[FOUNTAIN]What’s behind these bows?In all places and at all times, there have been people who followed those in power. But something odd is happening in Korea these days. Politicians are paying visits to former presidents even though they no longer have power. The presidential hopefuls are lined up to give New Year’s greetings to the old politicians.
There is no blame if they want to visit former leaders of the country at the beginning of the new year. It has long been customary etiquette to visit family members, relatives and even the elderly of the neighborhood for a New Year’s greeting. For the first 15 days of the new year, people would visit others for New Year’s greetings. It was even O.K. to visit families as late as when dropwort flowers bloom, which is July and August. At the beginning of a year, government officials paid a visit to the king. The king made a deep bow, wishing a good harvest and a blessing for the year.

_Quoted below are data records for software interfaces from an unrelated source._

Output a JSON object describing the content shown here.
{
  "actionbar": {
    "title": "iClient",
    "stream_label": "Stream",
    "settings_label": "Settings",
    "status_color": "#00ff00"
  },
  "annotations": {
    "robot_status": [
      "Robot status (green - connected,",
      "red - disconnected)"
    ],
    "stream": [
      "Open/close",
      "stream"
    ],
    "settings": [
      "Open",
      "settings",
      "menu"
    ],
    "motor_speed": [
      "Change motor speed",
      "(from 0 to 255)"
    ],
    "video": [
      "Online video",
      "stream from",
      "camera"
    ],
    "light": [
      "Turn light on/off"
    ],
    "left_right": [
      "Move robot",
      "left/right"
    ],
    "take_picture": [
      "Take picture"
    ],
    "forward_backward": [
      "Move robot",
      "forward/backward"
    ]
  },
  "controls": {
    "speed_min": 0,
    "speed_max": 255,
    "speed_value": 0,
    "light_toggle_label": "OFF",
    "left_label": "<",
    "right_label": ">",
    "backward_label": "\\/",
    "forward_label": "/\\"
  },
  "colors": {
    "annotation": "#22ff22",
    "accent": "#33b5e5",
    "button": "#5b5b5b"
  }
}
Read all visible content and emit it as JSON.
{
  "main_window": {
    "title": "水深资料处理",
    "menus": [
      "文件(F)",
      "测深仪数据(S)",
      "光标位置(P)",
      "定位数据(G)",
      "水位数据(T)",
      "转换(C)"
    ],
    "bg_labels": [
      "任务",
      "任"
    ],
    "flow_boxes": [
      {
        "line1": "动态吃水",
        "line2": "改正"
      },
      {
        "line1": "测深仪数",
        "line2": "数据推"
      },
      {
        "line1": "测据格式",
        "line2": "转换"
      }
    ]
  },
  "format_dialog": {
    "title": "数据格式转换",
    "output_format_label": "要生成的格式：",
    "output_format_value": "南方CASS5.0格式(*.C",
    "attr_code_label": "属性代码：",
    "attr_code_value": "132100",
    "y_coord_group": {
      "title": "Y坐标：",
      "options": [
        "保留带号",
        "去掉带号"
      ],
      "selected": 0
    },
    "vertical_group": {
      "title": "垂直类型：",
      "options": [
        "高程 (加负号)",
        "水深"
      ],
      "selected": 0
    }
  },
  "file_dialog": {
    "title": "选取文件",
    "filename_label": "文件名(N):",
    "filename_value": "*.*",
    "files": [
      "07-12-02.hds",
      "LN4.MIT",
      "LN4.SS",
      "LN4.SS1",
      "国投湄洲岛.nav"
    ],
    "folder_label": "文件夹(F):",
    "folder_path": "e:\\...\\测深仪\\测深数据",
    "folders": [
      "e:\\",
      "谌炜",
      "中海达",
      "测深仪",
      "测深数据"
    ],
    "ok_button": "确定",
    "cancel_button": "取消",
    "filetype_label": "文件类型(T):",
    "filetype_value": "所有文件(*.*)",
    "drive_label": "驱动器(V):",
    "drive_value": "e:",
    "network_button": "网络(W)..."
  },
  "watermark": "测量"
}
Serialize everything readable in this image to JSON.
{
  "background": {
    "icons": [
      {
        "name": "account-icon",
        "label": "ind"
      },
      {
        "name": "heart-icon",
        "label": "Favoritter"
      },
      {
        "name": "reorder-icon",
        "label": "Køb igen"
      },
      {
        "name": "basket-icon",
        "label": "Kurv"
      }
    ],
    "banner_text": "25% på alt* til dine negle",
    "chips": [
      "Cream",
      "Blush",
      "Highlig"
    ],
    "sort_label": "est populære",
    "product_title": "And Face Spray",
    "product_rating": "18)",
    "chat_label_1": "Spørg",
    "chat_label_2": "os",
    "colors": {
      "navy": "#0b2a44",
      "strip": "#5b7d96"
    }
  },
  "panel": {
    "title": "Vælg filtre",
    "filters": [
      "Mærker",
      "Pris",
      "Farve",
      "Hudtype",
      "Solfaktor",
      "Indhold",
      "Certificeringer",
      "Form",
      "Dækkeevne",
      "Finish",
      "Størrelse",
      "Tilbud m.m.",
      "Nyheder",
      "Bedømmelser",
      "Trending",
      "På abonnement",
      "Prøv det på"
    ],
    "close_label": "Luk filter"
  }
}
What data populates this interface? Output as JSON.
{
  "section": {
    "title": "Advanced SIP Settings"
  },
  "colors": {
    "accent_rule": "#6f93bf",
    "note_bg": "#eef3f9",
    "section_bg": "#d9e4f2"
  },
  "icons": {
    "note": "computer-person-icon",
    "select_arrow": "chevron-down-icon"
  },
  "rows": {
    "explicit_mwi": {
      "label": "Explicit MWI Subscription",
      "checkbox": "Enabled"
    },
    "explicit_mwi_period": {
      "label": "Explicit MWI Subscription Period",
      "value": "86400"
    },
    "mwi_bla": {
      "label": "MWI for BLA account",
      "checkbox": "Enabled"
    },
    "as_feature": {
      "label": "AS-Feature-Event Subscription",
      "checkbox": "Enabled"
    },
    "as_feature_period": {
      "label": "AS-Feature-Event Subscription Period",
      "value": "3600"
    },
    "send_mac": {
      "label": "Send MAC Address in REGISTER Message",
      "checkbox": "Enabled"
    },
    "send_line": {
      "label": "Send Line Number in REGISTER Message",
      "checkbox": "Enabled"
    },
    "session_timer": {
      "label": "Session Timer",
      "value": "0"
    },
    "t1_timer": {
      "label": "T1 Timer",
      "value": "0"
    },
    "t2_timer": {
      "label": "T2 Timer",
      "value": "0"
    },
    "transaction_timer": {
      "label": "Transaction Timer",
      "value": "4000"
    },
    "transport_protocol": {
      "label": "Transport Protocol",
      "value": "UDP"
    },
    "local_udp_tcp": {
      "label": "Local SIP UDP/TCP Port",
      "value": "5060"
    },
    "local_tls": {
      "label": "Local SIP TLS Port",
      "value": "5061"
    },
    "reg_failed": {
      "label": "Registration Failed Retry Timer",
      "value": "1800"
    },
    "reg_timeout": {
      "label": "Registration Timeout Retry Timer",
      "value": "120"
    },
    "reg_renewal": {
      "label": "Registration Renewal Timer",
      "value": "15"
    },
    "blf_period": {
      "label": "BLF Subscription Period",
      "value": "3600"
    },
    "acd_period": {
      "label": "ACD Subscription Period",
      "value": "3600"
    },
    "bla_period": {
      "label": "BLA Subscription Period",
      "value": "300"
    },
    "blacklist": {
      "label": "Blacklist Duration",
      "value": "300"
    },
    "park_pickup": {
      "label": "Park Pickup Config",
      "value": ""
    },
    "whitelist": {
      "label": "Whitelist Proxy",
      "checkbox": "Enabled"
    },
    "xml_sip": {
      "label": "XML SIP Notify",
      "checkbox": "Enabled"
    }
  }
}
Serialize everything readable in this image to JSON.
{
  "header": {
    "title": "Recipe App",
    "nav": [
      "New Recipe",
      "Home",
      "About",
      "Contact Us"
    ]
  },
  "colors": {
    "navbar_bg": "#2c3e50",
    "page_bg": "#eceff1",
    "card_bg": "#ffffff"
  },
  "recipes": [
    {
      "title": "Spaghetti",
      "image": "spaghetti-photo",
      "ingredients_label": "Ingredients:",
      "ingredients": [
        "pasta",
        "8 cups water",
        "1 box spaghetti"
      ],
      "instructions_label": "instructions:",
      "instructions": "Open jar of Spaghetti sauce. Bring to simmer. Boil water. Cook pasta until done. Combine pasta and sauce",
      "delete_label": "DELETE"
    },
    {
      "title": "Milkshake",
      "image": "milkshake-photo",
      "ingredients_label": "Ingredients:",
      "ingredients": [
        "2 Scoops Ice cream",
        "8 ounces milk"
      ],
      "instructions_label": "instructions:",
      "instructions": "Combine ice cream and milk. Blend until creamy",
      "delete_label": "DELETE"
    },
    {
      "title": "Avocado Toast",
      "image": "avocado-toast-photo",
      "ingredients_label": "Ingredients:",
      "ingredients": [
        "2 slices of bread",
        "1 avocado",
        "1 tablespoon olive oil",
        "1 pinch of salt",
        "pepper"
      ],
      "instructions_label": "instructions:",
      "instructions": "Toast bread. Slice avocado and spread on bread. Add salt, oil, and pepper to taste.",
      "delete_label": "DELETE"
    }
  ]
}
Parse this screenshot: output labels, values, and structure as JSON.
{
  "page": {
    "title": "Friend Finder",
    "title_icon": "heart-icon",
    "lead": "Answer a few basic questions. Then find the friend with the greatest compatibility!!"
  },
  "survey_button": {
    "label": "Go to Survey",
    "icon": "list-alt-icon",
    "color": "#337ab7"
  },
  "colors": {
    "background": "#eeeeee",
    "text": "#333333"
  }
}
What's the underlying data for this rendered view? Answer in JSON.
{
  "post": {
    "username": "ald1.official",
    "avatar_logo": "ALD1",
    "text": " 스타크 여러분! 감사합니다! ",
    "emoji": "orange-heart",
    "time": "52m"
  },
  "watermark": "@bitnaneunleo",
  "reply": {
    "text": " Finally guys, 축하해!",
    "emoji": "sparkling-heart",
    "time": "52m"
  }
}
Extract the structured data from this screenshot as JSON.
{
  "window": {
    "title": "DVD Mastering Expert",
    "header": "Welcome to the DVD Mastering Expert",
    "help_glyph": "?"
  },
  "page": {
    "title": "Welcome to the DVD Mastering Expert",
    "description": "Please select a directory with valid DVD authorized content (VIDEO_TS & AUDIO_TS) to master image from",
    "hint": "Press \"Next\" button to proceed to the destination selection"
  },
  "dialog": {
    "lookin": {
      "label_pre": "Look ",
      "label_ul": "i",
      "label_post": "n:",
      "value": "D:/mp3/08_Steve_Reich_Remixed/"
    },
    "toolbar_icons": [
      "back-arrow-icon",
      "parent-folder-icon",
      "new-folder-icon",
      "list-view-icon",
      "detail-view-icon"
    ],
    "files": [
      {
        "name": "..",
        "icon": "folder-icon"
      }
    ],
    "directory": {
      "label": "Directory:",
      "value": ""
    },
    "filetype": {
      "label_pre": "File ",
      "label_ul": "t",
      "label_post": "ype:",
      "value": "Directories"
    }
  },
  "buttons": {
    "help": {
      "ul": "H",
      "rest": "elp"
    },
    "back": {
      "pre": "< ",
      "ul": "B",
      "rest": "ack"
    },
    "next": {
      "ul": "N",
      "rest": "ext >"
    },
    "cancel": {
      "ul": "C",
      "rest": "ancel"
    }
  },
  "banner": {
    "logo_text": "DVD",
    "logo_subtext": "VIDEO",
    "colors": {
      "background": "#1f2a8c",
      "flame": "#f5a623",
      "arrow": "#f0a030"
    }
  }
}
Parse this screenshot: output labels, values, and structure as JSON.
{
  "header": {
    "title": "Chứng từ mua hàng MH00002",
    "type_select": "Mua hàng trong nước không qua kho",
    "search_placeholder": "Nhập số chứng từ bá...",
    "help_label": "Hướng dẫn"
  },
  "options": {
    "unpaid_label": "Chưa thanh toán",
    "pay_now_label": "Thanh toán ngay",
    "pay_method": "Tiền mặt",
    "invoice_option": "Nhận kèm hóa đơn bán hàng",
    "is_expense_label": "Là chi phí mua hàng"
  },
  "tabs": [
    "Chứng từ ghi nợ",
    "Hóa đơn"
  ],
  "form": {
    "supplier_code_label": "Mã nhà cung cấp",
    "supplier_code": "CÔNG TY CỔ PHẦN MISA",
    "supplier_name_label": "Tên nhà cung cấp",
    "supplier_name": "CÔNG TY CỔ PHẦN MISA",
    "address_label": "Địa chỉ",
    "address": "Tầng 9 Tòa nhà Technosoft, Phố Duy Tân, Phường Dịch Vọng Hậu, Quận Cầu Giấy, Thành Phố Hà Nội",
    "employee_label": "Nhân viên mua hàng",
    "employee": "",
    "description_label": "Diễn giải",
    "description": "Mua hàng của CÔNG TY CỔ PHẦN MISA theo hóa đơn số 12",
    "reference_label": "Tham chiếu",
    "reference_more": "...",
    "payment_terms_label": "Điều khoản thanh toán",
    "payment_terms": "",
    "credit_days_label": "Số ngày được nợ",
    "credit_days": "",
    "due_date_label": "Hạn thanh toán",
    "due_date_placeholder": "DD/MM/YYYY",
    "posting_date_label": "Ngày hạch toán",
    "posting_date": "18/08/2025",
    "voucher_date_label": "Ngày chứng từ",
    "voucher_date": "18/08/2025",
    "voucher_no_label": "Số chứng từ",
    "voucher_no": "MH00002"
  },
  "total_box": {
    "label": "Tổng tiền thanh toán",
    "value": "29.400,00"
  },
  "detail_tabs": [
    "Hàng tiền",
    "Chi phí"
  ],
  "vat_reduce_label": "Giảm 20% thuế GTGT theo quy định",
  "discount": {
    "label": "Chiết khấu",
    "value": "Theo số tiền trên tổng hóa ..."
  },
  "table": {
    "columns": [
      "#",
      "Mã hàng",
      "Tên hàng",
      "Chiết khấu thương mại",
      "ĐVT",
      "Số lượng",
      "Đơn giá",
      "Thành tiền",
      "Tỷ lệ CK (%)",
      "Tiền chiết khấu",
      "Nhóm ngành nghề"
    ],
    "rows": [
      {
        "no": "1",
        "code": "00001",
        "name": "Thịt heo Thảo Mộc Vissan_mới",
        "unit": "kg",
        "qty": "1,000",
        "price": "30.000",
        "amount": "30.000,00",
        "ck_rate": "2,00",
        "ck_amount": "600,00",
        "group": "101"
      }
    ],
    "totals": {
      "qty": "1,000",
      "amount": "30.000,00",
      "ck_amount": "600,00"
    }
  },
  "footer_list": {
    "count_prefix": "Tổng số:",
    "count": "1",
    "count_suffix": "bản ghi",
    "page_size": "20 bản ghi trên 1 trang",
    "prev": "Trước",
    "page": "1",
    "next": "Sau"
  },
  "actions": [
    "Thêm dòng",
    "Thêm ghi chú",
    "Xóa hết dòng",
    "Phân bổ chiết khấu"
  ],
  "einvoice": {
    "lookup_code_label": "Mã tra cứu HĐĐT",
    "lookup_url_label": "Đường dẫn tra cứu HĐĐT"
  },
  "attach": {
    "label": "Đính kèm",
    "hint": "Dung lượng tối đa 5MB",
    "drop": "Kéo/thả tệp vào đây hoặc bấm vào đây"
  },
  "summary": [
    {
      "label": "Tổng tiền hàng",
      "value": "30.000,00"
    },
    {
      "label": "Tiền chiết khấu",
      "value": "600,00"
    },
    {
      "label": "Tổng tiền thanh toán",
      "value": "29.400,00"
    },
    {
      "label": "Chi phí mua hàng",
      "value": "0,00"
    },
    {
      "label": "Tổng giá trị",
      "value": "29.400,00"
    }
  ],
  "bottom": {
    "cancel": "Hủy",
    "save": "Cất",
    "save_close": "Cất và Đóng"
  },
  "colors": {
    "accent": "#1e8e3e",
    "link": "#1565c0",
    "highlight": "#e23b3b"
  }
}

A senior person would say meaningful words to a younger person in return for a bow and greeting. Such words were believed to have magic power, like a spell. A belief that words had special power has been passed down since the anyiquity. It was regarded as good manners not to say outrageous remarks or speak empty words to younger persons. Children may be more interested in the money they get in return for their bows than elderly people’s wishes.
That seems to be the case with the presidential hopefuls. They have never visited former presidents, but now they do so in the hope of earning political gain in return for their visit. If the candidates get a blessing to assume power from old politicians, that is the best they can get. If the former presidents say “Do your best,” the candidates can then be assured that at least former leaders will not disturb them in the campaigns.
The most popular place for these exchanges is former President Kim Dae-jung’s house, because of possible generous rewards for bows and greetings -- the support of people in the Honam area. Former President Chun Doo-hwan is no exception, even though he once claimed that all he had got was 290,000 won, or $300. Won Hee-ryong, a candidate of the Grand National Party who used to be a student democratic movement activist, paid a deep bow to Mr. Chun. Afterward, enraged people crashed Mr. Won’s Web site, and he had to make an apology to the people.
The candidates say their visits to former presidents are a sign of unity. Why did they not do so before, when they were pointing fingers at them? It is humiliatingly obvious why the candidates bow now, with the presidential election drawing near.
*The writer is an editorial writer of the JoongAng Ilbo.
by Kim Jin-kook